▶ Material for this exercise
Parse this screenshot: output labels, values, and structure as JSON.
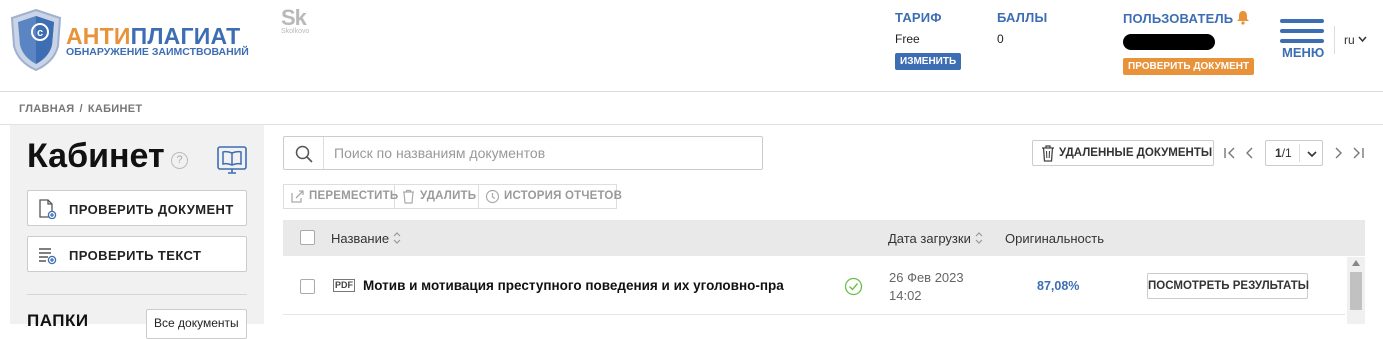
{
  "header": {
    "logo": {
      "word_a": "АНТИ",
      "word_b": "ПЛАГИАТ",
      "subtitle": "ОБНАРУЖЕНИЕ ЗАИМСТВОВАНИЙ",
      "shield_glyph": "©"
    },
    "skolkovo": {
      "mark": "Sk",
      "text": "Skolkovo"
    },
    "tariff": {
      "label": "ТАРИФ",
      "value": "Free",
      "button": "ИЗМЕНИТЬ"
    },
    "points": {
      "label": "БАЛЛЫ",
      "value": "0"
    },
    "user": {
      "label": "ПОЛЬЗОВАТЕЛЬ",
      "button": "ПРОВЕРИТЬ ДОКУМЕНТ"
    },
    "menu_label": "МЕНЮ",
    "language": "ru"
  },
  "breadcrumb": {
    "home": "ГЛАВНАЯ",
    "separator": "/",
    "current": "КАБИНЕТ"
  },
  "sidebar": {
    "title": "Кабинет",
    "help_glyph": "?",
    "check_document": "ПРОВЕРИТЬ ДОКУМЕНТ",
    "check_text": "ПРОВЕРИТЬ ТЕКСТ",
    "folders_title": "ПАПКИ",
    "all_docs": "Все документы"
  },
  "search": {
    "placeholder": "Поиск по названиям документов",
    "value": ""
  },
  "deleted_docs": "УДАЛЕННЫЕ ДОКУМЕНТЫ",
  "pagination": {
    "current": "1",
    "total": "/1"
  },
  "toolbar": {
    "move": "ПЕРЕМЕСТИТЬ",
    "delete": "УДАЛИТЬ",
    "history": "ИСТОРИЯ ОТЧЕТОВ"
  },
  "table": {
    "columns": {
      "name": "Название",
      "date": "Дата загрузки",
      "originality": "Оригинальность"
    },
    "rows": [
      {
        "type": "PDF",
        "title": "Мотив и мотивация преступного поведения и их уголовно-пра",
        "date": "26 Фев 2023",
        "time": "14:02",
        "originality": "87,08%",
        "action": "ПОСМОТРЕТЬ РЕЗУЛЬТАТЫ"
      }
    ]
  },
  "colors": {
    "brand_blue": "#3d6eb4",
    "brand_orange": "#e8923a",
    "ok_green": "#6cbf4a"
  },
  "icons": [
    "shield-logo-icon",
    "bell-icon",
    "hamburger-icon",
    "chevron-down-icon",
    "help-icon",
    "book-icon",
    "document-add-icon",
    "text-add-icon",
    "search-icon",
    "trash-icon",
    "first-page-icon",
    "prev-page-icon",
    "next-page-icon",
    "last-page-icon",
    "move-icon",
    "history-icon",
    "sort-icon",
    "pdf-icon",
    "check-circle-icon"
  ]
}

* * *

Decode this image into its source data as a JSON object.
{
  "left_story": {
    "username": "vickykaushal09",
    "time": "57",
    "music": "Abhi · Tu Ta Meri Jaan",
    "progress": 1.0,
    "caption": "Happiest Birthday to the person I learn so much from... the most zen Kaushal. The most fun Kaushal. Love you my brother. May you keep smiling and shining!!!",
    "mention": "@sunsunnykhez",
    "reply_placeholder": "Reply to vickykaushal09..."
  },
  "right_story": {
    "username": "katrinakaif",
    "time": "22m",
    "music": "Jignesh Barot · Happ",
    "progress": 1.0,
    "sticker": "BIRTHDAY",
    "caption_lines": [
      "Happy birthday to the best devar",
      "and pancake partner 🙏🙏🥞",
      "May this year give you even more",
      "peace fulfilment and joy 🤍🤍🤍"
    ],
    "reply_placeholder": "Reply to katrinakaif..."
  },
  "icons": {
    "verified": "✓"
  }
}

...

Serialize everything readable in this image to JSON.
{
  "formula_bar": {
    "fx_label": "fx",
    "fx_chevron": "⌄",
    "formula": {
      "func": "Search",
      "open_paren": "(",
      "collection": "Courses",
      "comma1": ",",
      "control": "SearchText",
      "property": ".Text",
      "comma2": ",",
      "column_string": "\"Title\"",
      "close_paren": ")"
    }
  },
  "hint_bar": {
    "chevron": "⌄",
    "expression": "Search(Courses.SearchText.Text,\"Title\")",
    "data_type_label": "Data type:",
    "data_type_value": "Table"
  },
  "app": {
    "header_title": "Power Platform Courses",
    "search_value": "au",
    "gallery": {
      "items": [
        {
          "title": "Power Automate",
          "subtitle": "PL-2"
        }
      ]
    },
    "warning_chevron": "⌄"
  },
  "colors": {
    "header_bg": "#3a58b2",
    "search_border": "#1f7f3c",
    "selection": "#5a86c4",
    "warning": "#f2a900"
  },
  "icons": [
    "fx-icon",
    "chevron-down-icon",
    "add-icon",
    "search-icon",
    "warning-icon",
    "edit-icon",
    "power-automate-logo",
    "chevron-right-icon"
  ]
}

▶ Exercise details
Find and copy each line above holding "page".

▶ Output for this exercise
    "first-page-icon",
    "prev-page-icon",
    "next-page-icon",
    "last-page-icon",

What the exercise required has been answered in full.